It seems the crew behind Love Island are pretty keen on Mr Myers this year, as his music features once again on episode 22, aired on 27 June. The award-winning pianist has built a reputation for fusing the rich sound of traditional instruments with electronic sounds in his pieces – and true to his style, ‘Our Generation’ (2017) combines magnificent orchestral passages and haunting vocal parts with contemporary samples. It complements the episode nicely, which includes plenty of action (and conflict) from Maura and Tom.
‘Morning’ – Peer Gynt Suite No. 1
In episode 23, sun streams in through the windows of the villa and the girls wake up to find out they’re going on an exciting mini-break to Casa Amor. The scene is teamed with Edvard Grieg’s ‘Morning’, defined by soaring strings and flute flourishes. Although it was written by the composer in 1875 as incidental music to Henrik Ibsen’s play, Peer Gynt, the piece is clearly just as relevant today.
After sharing several weeks in the villa together as “half boyfriend and girlfriend”, nobody ever expected Love Islanders Amy and Curtis to go their separate ways.
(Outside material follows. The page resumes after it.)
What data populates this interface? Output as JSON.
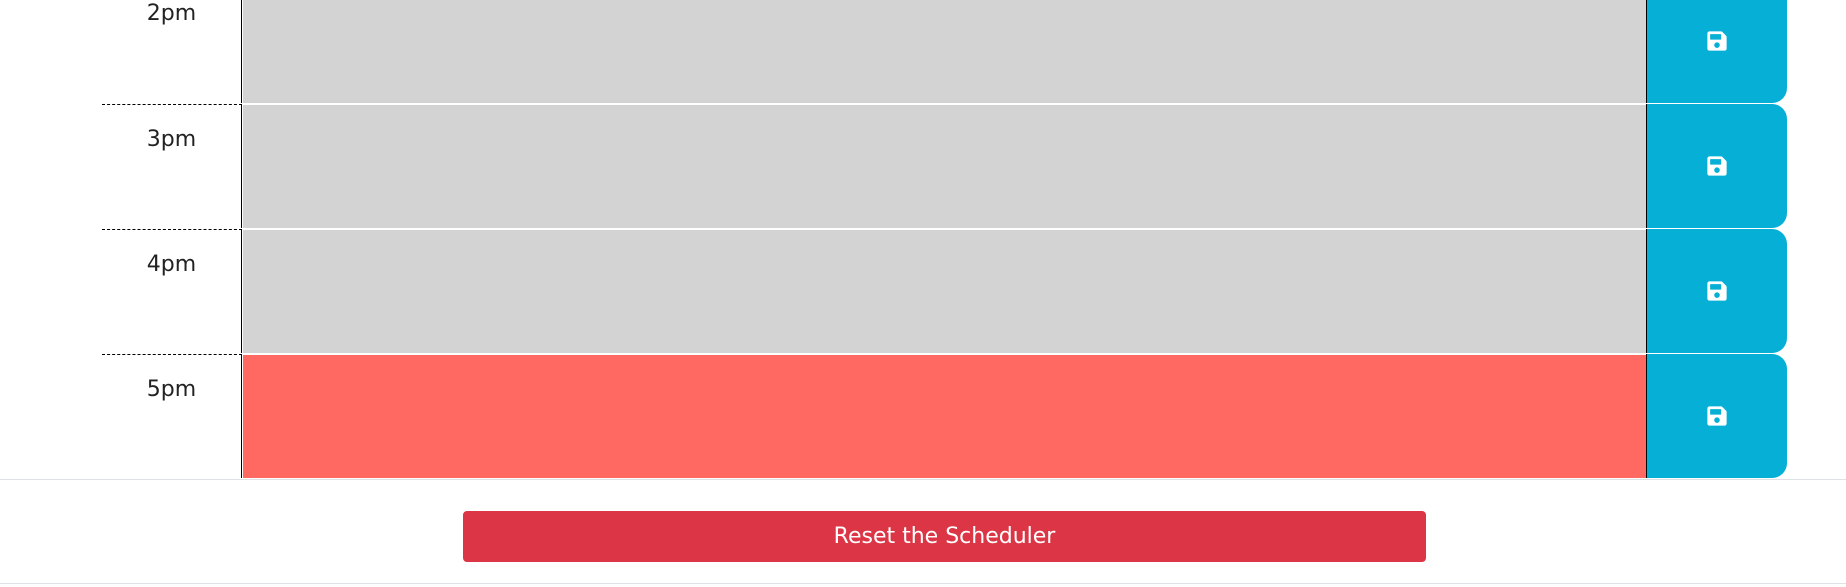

But alas, it wasn’t meant to be for this young couple – and Ludovico Einaudi’s ‘Walk’ became the soundtrack for their heart-wrenching break-up in episode 28. Those tremolo strings and broken piano chords gave us all the feels. *sob*
‘Elegy for the Arctic’
Well, it seems as though whoever is selecting the music for season five is quite the Einaudi fan, as the Italian composer’s melodies make yet another appearance in episode 36.